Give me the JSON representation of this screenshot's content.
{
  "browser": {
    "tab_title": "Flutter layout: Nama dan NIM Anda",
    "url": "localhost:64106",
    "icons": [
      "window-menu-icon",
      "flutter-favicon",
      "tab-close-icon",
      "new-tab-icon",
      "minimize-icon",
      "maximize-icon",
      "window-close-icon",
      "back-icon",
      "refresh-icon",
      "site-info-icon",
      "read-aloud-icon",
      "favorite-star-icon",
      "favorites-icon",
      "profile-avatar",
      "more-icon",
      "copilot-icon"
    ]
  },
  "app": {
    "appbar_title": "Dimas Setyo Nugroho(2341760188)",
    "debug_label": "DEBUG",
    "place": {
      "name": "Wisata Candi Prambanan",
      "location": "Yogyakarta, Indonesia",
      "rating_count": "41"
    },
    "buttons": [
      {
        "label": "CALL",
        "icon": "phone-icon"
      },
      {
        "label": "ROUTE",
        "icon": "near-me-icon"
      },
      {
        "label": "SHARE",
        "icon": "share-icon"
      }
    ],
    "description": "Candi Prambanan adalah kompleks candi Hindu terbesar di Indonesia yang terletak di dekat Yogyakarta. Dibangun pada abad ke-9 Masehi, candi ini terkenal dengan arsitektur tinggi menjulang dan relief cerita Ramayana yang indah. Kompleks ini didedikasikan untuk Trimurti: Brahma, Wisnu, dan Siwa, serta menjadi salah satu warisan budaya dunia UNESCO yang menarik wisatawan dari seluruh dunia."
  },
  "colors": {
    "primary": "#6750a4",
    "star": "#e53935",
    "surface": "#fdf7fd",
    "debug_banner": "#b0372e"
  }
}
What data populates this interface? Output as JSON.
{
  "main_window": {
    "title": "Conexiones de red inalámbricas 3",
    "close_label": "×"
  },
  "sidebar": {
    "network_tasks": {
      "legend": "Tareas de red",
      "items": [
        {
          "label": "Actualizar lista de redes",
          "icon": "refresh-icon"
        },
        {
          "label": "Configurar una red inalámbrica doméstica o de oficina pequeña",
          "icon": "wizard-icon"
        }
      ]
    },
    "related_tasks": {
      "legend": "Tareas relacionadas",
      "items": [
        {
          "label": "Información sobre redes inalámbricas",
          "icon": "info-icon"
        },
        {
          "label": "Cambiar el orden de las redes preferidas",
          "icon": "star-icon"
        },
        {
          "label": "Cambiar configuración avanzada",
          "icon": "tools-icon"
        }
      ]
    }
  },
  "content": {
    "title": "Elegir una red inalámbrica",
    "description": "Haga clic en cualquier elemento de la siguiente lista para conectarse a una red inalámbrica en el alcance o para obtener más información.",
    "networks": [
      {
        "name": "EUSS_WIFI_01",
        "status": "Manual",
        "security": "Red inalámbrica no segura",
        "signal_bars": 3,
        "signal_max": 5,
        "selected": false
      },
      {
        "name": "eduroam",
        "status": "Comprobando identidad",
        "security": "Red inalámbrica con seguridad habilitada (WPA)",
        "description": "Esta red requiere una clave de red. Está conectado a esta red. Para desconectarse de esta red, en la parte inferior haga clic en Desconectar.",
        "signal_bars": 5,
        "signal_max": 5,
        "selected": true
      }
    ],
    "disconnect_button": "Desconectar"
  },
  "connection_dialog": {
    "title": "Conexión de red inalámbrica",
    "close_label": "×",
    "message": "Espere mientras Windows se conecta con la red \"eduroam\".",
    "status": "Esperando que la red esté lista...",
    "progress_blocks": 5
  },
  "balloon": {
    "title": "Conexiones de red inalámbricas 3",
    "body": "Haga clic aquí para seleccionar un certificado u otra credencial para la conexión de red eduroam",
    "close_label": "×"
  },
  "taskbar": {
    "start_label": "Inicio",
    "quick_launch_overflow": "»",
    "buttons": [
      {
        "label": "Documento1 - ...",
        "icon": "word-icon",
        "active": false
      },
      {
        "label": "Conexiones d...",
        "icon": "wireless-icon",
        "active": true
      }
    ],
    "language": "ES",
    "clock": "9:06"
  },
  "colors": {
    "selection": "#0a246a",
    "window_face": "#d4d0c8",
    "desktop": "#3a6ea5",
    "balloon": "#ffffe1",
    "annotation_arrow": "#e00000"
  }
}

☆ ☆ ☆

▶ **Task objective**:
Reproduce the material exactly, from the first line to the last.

▶ **Written reply**:
Give me the JSON representation of this screenshot's content.
{
  "browser": {
    "tab_title": "Flutter layout: Nama dan NIM Anda",
    "url": "localhost:64106",
    "icons": [
      "window-menu-icon",
      "flutter-favicon",
      "tab-close-icon",
      "new-tab-icon",
      "minimize-icon",
      "maximize-icon",
      "window-close-icon",
      "back-icon",
      "refresh-icon",
      "site-info-icon",
      "read-aloud-icon",
      "favorite-star-icon",
      "favorites-icon",
      "profile-avatar",
      "more-icon",
      "copilot-icon"
    ]
  },
  "app": {
    "appbar_title": "Dimas Setyo Nugroho(2341760188)",
    "debug_label": "DEBUG",
    "place": {
      "name": "Wisata Candi Prambanan",
      "location": "Yogyakarta, Indonesia",
      "rating_count": "41"
    },
    "buttons": [
      {
        "label": "CALL",
        "icon": "phone-icon"
      },
      {
        "label": "ROUTE",
        "icon": "near-me-icon"
      },
      {
        "label": "SHARE",
        "icon": "share-icon"
      }
    ],
    "description": "Candi Prambanan adalah kompleks candi Hindu terbesar di Indonesia yang terletak di dekat Yogyakarta. Dibangun pada abad ke-9 Masehi, candi ini terkenal dengan arsitektur tinggi menjulang dan relief cerita Ramayana yang indah. Kompleks ini didedikasikan untuk Trimurti: Brahma, Wisnu, dan Siwa, serta menjadi salah satu warisan budaya dunia UNESCO yang menarik wisatawan dari seluruh dunia."
  },
  "colors": {
    "primary": "#6750a4",
    "star": "#e53935",
    "surface": "#fdf7fd",
    "debug_banner": "#b0372e"
  }
}
What data populates this interface? Output as JSON.
{
  "main_window": {
    "title": "Conexiones de red inalámbricas 3",
    "close_label": "×"
  },
  "sidebar": {
    "network_tasks": {
      "legend": "Tareas de red",
      "items": [
        {
          "label": "Actualizar lista de redes",
          "icon": "refresh-icon"
        },
        {
          "label": "Configurar una red inalámbrica doméstica o de oficina pequeña",
          "icon": "wizard-icon"
        }
      ]
    },
    "related_tasks": {
      "legend": "Tareas relacionadas",
      "items": [
        {
          "label": "Información sobre redes inalámbricas",
          "icon": "info-icon"
        },
        {
          "label": "Cambiar el orden de las redes preferidas",
          "icon": "star-icon"
        },
        {
          "label": "Cambiar configuración avanzada",
          "icon": "tools-icon"
        }
      ]
    }
  },
  "content": {
    "title": "Elegir una red inalámbrica",
    "description": "Haga clic en cualquier elemento de la siguiente lista para conectarse a una red inalámbrica en el alcance o para obtener más información.",
    "networks": [
      {
        "name": "EUSS_WIFI_01",
        "status": "Manual",
        "security": "Red inalámbrica no segura",
        "signal_bars": 3,
        "signal_max": 5,
        "selected": false
      },
      {
        "name": "eduroam",
        "status": "Comprobando identidad",
        "security": "Red inalámbrica con seguridad habilitada (WPA)",
        "description": "Esta red requiere una clave de red. Está conectado a esta red. Para desconectarse de esta red, en la parte inferior haga clic en Desconectar.",
        "signal_bars": 5,
        "signal_max": 5,
        "selected": true
      }
    ],
    "disconnect_button": "Desconectar"
  },
  "connection_dialog": {
    "title": "Conexión de red inalámbrica",
    "close_label": "×",
    "message": "Espere mientras Windows se conecta con la red \"eduroam\".",
    "status": "Esperando que la red esté lista...",
    "progress_blocks": 5
  },
  "balloon": {
    "title": "Conexiones de red inalámbricas 3",
    "body": "Haga clic aquí para seleccionar un certificado u otra credencial para la conexión de red eduroam",
    "close_label": "×"
  },
  "taskbar": {
    "start_label": "Inicio",
    "quick_launch_overflow": "»",
    "buttons": [
      {
        "label": "Documento1 - ...",
        "icon": "word-icon",
        "active": false
      },
      {
        "label": "Conexiones d...",
        "icon": "wireless-icon",
        "active": true
      }
    ],
    "language": "ES",
    "clock": "9:06"
  },
  "colors": {
    "selection": "#0a246a",
    "window_face": "#d4d0c8",
    "desktop": "#3a6ea5",
    "balloon": "#ffffe1",
    "annotation_arrow": "#e00000"
  }
}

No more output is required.